The … Money Tree, according to Feng Shui, identified with the good fortune and financial prosperity that it is allegedly causing and this is one of the reasons that have made Pachira one of the most popular indoor plants for home – business. even in our country.
Pachira Aquatica is a commonly found houseplant called a money tree. The plant is also known as Malabar chestnut or Saba nut. Money tree plants often have their slender trunks braided together and are a low maintenance option for artificially lit areas. Money tree plant care is easy and based upon just a few specific conditions. Let’s learn more about how to care for money tree houseplants.
Originating from Central America, tropical Pachira in its natural environment grows like a tree that can exceed 20 meters in height. Plants grown in full-grown planting containers reach 80-150 cm high and 50-100 cm wide and are characterized by thick trunks that are usually knitted together for aesthetic-decorative purposes.

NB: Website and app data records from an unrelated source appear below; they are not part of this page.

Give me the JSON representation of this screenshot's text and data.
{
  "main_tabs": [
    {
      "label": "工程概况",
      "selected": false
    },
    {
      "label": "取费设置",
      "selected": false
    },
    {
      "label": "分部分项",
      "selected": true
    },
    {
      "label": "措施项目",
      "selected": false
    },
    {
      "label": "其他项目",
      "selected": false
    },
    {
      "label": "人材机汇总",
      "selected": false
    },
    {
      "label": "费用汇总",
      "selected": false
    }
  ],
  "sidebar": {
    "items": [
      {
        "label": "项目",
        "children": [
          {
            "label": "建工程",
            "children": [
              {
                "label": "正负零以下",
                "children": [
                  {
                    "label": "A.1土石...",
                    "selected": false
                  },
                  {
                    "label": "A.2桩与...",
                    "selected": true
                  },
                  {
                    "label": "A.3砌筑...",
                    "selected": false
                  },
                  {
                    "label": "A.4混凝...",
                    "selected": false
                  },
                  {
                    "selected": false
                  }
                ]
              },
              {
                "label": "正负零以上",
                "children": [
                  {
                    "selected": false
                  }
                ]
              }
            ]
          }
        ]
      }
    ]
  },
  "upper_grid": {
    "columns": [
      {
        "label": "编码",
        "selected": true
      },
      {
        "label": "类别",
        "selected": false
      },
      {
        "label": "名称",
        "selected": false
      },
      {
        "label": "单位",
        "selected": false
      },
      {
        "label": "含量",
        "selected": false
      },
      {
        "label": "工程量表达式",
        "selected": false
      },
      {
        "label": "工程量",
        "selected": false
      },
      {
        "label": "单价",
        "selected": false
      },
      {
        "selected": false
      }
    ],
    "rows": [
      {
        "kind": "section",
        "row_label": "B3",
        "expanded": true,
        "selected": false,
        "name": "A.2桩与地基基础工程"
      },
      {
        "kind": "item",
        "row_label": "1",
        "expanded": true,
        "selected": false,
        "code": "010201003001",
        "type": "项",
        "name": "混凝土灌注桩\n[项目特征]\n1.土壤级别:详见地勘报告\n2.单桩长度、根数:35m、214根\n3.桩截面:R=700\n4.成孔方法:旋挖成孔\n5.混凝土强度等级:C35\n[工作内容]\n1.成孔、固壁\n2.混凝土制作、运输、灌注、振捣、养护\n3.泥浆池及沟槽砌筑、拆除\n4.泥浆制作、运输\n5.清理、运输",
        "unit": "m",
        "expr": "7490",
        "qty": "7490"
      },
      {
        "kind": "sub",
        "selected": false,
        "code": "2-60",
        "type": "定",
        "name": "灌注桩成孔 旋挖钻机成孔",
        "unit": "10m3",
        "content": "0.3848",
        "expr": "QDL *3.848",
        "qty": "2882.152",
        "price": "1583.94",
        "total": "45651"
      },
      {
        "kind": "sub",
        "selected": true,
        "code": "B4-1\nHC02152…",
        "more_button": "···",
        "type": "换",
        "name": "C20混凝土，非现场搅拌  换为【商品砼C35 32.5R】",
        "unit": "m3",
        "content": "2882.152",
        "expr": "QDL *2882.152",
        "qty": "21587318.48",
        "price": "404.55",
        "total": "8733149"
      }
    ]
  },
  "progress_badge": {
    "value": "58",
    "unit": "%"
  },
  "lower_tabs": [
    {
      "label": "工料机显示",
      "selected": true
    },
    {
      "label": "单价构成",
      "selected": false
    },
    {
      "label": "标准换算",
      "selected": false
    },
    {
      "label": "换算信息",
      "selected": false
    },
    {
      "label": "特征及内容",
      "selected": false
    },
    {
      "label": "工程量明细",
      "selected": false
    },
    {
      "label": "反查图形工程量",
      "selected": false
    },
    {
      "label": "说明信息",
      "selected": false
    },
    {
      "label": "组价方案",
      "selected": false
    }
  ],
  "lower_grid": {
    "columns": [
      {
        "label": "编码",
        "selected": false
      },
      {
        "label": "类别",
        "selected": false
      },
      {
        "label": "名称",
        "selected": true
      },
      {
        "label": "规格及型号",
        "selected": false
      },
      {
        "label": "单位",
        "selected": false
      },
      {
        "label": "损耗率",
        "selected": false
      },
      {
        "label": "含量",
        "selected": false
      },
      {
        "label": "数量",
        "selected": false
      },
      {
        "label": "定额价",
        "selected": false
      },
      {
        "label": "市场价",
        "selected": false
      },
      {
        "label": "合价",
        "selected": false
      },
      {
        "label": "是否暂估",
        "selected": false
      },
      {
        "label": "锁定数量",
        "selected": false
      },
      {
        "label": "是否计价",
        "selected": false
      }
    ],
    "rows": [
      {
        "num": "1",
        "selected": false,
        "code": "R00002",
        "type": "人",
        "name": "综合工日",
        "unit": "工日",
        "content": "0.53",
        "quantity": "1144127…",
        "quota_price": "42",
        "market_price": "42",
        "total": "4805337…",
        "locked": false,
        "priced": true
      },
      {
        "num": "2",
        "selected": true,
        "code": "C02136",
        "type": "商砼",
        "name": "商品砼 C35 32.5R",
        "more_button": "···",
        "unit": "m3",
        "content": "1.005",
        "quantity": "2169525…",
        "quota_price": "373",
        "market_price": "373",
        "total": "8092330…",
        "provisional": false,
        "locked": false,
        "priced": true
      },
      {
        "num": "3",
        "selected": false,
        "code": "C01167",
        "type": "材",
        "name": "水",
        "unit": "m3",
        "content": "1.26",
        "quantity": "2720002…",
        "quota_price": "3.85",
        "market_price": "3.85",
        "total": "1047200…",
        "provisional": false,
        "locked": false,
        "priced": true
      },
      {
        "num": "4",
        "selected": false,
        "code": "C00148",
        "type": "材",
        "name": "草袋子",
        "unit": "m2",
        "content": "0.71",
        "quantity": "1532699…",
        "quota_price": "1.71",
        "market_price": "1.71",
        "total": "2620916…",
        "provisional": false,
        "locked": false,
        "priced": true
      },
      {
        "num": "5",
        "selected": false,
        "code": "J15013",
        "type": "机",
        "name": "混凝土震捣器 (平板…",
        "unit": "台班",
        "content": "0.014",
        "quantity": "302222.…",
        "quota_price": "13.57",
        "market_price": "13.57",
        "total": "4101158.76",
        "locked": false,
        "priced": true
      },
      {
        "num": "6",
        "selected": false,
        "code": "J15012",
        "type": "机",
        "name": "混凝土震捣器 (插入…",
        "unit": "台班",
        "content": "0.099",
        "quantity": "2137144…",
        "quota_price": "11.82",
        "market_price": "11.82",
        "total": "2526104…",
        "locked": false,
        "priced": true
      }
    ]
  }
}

Its glossy dark green foliage is divided into a “palm” arrangement in 5-leaf clusters – “fingers”.
It belongs to generally easy plants and requires no special care beyond the elemental for all indoor plants.
It needs light but not exposed to direct sunlight, especially in the summer months, it does not need water as much as moisture, and is particularly favored by moderate to sparse watering and leaf spraying once a week.
Its root system, like most indoor species, is susceptible to over-watering and therefore its pot should have very good drainage and no water left on the saucer, while in winter in an environment with normal temperature-conditions almost require no watering.
The knitting of the leaves except for aesthetic reasons is “dictated” and this by Feng Shui, the foliage will bring the money and the tied trunks will … keep it in your home.
The trunks of Pachiras can certainly grow and “freely” without intertwining with each other.
A moist fertilizer for indoor plants every 15-20 days, from the beginning of Spring to the end of summer, will help the health and growth of the plant that is generally resistant and not easily susceptible to disease. Its propagation is done by cuttings. Cut out a sprig of what is often truncated from the trunks and plant on a fluffy till to root, a process that is slower than other plants and can take up to 6-8 weeks.